What the task requires >> I need only the number of lines in this data that contain the string "title".
[[ Material for this task open ]]
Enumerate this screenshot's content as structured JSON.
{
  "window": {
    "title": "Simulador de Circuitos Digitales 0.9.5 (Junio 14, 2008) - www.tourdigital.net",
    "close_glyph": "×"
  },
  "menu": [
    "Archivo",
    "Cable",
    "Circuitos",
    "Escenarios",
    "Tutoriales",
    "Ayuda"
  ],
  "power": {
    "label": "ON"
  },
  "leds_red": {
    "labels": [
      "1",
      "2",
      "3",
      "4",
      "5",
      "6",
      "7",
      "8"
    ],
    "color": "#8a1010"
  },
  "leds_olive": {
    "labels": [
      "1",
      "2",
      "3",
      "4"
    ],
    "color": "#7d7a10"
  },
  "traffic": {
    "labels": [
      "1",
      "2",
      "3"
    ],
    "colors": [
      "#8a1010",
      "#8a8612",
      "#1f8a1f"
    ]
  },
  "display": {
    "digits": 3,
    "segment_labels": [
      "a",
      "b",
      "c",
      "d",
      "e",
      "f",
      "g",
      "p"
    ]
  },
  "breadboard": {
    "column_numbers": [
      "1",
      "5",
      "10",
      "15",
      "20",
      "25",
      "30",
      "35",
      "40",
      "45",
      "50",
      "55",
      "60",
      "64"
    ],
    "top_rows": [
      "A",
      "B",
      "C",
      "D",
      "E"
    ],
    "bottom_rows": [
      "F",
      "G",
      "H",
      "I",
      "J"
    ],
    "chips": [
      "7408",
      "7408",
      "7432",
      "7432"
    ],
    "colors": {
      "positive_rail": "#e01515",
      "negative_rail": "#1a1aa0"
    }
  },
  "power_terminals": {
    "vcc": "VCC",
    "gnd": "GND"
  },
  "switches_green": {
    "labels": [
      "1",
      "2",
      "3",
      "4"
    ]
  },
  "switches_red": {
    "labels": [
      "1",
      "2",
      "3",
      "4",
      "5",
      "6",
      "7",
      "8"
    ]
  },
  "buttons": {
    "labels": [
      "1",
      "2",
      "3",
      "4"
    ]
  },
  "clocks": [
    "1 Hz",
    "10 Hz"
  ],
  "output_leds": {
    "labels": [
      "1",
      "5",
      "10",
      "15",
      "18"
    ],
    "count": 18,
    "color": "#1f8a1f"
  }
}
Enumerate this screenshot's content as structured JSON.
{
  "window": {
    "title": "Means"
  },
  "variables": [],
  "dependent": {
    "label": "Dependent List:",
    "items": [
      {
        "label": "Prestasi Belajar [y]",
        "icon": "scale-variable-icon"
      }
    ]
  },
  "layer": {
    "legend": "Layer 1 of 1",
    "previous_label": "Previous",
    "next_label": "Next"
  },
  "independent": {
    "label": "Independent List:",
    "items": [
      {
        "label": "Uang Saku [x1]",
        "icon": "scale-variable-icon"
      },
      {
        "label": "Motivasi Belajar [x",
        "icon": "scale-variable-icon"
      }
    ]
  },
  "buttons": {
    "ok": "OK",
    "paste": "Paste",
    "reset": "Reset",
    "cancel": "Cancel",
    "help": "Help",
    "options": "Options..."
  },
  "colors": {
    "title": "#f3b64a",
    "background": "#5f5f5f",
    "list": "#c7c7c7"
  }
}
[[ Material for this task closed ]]
Response to this exercise >> 3